The distribution of dead critters wasn’t consistent across the site, but there were a lot of areas like this with big numbers.

After I found the first few, I noticed them everywhere.  White skeletons of pill bugs, lying on top of the ground – sometimes in large aggregations, other times just a few here and there.  If I’d randomly tossed a hoola hoop on the ground 100 times, I bet I’d have found at least a couple dead pill bugs inside the hoop after 97 out of 100 of those throws.


I think these pill bugs were probably Armadillidium vulgare, which is a pretty good descriptive name for them.

When I got home, I looked through my photos from last November to see if maybe the dead pill bugs had been on the ground back then too.  If they were still dark gray, instead of white, I might not have noticed them.  Out of about 30 photos, I did find one bug, and it was still dark.  It’s certainly possible there were many more bugs on the ground, hidden by a combination of their dark color and the remaining ash and debris that has since largely disappeared. I’d like to think I would have noticed that many, but I’m not very confident of that.


A single pill bug can be seen in this photo from mid-November last year.

I like mysteries, but I also like understanding ecological phenomena.  Pill bugs are detritivores; they feed on dead and decaying material on and below the soil surface.  One possibility is that the dead pill bugs had been feeding above ground, within the layer of thatchy dead vegetation, and were killed by the fire.  A second possibility is that they were belowground during the fire, but came up after the fire (maybe it got too cold and/or dry because the protective thatch was burned away?) and then died aboveground.  There are lots of other possibilities as well, not all of them related to fire.

I emailed photos and questions to several entomology friends, asking for help explaining what I’d seen.  None had ever seen something like this after a fire.  Based on their responses, though, my first proposed scenario (above) seems the most likely.  I just wish I’d looked more carefully after the fire last November, though there wasn’t any reason to do that at the time!  One of my friends also mentioned that I shouldn’t lose any sleep over what happened since the pill bugs are an introduced species (native to the Mediterranean region) and could be having negative impacts on the native detritivore community in prairies.

caught in grass

There were clusters of dead pill bugs in basal clumps of grasses like this one.  Maybe they got lodged here during a strong wind?

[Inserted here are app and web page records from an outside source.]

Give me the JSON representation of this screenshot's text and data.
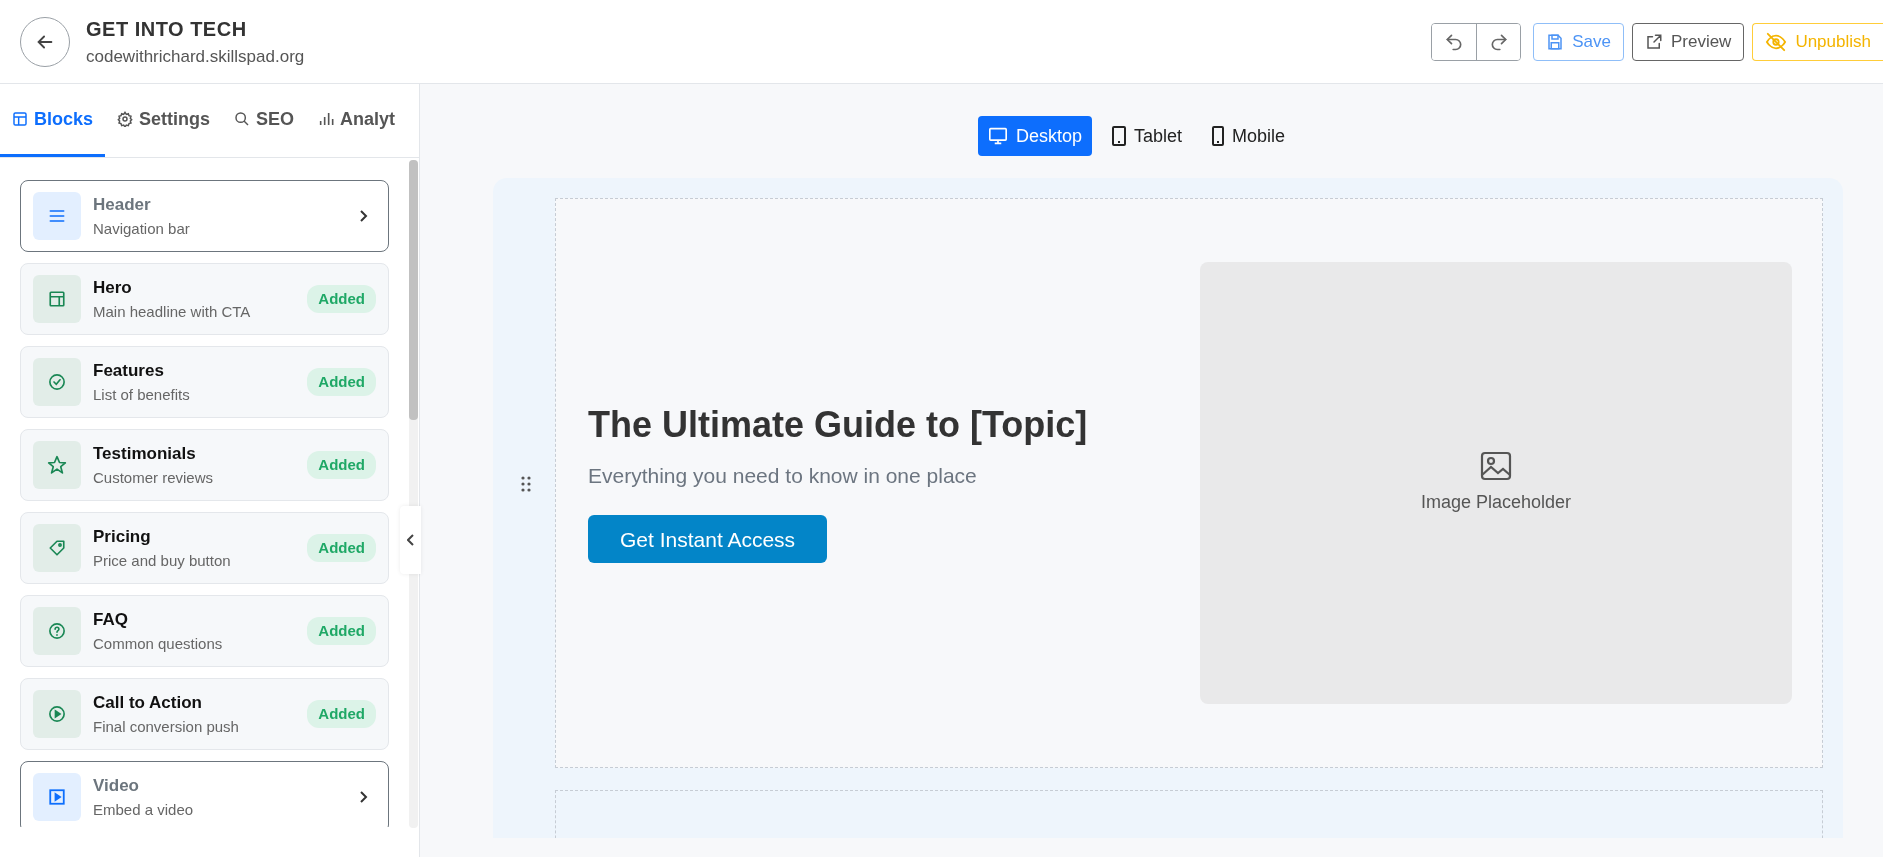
{
  "header": {
    "title": "GET INTO TECH",
    "subtitle": "codewithrichard.skillspad.org",
    "actions": [
      {
        "label": "Save",
        "kind": "save"
      },
      {
        "label": "Preview",
        "kind": "preview"
      },
      {
        "label": "Unpublish",
        "kind": "unpublish"
      }
    ]
  },
  "sidebar": {
    "tabs": [
      {
        "label": "Blocks",
        "selected": true
      },
      {
        "label": "Settings",
        "selected": false
      },
      {
        "label": "SEO",
        "selected": false
      },
      {
        "label": "Analyt",
        "selected": false
      }
    ],
    "blocks": [
      {
        "title": "Header",
        "description": "Navigation bar",
        "added": false
      },
      {
        "title": "Hero",
        "description": "Main headline with CTA",
        "added": true,
        "badge": "Added"
      },
      {
        "title": "Features",
        "description": "List of benefits",
        "added": true,
        "badge": "Added"
      },
      {
        "title": "Testimonials",
        "description": "Customer reviews",
        "added": true,
        "badge": "Added"
      },
      {
        "title": "Pricing",
        "description": "Price and buy button",
        "added": true,
        "badge": "Added"
      },
      {
        "title": "FAQ",
        "description": "Common questions",
        "added": true,
        "badge": "Added"
      },
      {
        "title": "Call to Action",
        "description": "Final conversion push",
        "added": true,
        "badge": "Added"
      },
      {
        "title": "Video",
        "description": "Embed a video",
        "added": false
      }
    ]
  },
  "devices": [
    {
      "label": "Desktop",
      "selected": true
    },
    {
      "label": "Tablet",
      "selected": false
    },
    {
      "label": "Mobile",
      "selected": false
    }
  ],
  "hero": {
    "heading": "The Ultimate Guide to [Topic]",
    "subheading": "Everything you need to know in one place",
    "button": "Get Instant Access",
    "image_label": "Image Placeholder"
  }
}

This is the kind of thing that keeps me interested in ecology.  Something killed a lot of pill bugs in that prairie.  It was probably related to the fire, but I can’t even say that for sure.  If it was the fire, were there other creatures similarly impacted, but in a less visible way? (We try not to burn entire prairies because of this kind of potential impact, especially on insects overwintering aboveground.) What impacts might the loss of that many pill bugs have on other detritivores, on the decomposition process in that prairie, or on other aspects of prairie ecology?  Lots to ponder; I love it!

Has anyone out there seen anything like this before?  Any other suggestions as to what might have happened?


Thanks to everyone who played the plant game this week.  Over 360 people guessed on the first question, and over 60% guessed correctly that “Widespread Panic Grass” was made up.  Nice work, though I did purposefully try to make the first one easy.

The second question got many fewer guesses, only about 200, as of my writing this.  I got most of you on this one.  Almost half of the guesses were for Yerba Mansa, but that’s a real plant, folks.  It’s a rhizomatous semi-succulent plant in the lizard’s-tail family (Saururaceae) – I PROMISE I’M NOT MAKING THIS UP – and is most common in the southwestern United States, but has at least one record in western Nebraska.

The correct answer for the second question was “Jagged-edge milkwort,” which doesn’t exist.  It’s a little tricky because milkwort is a real thing, but there is no such thing as a “jagged-edge milkwort”.  Only 14% of guessers got it right.  Congratulations to you 30 people!

It looks like people enjoyed playing the game, so we’ll try it again in the near future.